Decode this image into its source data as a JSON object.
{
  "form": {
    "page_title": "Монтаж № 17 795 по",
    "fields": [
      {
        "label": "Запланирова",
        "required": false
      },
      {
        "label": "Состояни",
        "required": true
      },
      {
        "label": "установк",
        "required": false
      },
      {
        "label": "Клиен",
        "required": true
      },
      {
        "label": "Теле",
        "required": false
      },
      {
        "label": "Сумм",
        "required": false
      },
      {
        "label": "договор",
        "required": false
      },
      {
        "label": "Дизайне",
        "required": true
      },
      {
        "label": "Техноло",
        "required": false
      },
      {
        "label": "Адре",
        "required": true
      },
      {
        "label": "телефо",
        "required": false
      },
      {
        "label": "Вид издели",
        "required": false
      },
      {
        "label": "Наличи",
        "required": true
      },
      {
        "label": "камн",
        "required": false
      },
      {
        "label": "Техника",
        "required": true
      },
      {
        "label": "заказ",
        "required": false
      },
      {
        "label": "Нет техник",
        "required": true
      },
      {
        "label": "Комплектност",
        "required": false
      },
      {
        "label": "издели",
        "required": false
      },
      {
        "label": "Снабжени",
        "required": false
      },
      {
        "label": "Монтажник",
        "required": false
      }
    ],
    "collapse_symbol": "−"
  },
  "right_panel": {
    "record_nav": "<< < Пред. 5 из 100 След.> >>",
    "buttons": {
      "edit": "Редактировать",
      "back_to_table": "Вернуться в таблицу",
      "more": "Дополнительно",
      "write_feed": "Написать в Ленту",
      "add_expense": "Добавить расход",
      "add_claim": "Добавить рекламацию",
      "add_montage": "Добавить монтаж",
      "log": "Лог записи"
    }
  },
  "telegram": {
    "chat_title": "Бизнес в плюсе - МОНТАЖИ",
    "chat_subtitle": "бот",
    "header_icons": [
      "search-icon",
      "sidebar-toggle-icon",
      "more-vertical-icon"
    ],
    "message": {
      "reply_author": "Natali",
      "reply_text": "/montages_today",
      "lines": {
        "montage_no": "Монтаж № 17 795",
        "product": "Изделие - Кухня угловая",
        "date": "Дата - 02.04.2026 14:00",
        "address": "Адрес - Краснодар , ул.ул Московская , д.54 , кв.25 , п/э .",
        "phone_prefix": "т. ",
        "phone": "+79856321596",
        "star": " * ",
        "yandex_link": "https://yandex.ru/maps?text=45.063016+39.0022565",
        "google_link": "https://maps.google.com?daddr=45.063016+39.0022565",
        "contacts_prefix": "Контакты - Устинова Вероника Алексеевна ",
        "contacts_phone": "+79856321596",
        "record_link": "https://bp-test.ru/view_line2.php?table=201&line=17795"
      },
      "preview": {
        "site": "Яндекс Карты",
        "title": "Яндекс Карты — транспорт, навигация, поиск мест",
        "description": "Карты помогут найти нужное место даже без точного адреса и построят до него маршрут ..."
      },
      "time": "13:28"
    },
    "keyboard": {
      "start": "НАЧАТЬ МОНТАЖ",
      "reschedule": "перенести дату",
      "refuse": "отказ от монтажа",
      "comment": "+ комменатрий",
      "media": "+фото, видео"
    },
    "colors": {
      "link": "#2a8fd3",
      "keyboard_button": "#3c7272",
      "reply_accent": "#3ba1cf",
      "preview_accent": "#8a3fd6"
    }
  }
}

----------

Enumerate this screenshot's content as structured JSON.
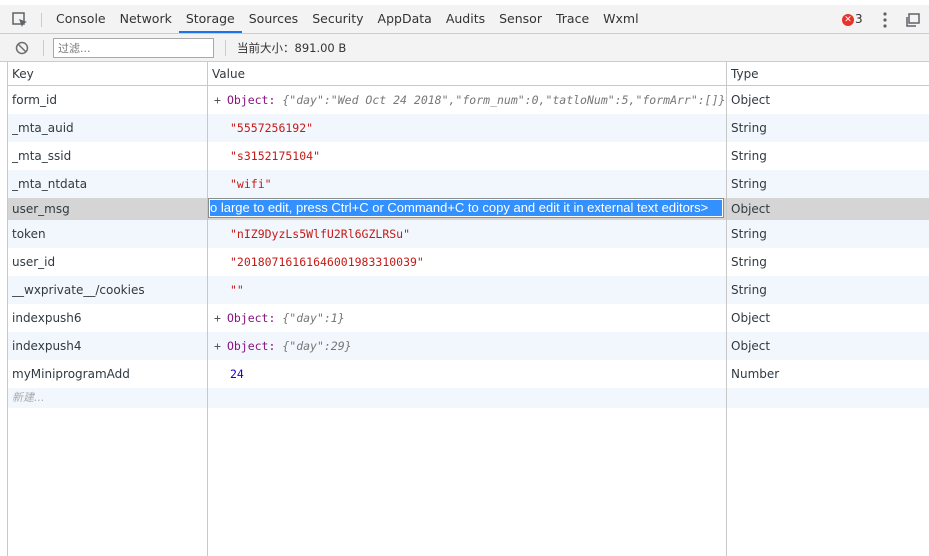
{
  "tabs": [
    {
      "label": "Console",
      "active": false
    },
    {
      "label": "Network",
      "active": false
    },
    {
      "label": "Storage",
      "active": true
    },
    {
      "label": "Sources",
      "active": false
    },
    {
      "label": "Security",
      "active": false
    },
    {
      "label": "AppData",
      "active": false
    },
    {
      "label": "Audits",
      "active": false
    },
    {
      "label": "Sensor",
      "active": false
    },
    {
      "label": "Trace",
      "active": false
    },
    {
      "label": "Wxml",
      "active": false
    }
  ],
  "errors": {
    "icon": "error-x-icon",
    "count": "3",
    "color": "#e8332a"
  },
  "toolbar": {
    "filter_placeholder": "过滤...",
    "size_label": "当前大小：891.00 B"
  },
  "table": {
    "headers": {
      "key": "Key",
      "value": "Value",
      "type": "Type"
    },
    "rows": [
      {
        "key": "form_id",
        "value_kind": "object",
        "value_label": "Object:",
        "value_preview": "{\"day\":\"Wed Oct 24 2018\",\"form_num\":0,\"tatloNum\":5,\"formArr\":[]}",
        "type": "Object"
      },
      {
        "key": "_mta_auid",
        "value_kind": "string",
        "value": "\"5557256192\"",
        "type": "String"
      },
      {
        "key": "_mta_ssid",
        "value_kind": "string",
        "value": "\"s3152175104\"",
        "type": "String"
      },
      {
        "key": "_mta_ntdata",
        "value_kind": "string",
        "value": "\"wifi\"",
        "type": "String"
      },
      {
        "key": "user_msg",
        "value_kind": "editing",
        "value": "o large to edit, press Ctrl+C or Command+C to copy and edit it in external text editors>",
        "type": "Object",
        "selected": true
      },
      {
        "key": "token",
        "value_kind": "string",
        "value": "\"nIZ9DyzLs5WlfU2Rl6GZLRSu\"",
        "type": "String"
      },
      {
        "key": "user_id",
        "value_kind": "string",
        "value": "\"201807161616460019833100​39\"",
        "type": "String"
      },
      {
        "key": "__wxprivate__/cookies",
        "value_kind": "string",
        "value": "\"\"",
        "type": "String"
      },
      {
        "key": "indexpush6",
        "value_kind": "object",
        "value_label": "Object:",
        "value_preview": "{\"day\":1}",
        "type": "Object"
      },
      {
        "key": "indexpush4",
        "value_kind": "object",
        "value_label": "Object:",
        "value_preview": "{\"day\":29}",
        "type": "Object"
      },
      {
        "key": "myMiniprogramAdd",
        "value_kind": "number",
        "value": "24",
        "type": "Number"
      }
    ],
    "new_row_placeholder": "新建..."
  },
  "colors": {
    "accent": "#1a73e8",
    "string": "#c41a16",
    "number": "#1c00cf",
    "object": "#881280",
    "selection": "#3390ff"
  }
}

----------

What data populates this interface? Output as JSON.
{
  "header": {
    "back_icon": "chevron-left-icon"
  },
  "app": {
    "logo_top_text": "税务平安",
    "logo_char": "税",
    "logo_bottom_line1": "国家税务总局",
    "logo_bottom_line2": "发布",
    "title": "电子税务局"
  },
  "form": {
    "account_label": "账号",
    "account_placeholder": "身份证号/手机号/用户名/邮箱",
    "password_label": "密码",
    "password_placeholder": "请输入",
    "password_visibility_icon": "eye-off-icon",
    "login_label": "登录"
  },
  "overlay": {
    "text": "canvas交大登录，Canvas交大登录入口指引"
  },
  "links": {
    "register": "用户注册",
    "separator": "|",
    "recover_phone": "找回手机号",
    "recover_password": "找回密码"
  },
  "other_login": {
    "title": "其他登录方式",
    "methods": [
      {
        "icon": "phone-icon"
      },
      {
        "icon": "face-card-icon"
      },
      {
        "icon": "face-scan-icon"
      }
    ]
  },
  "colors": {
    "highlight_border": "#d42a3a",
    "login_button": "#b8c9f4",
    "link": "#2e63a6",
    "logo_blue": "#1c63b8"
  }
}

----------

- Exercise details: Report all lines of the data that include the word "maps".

- Exercise result:
        "yandex_link": "https://yandex.ru/maps?text=45.063016+39.0022565",
        "google_link": "https://maps.google.com?daddr=45.063016+39.0022565",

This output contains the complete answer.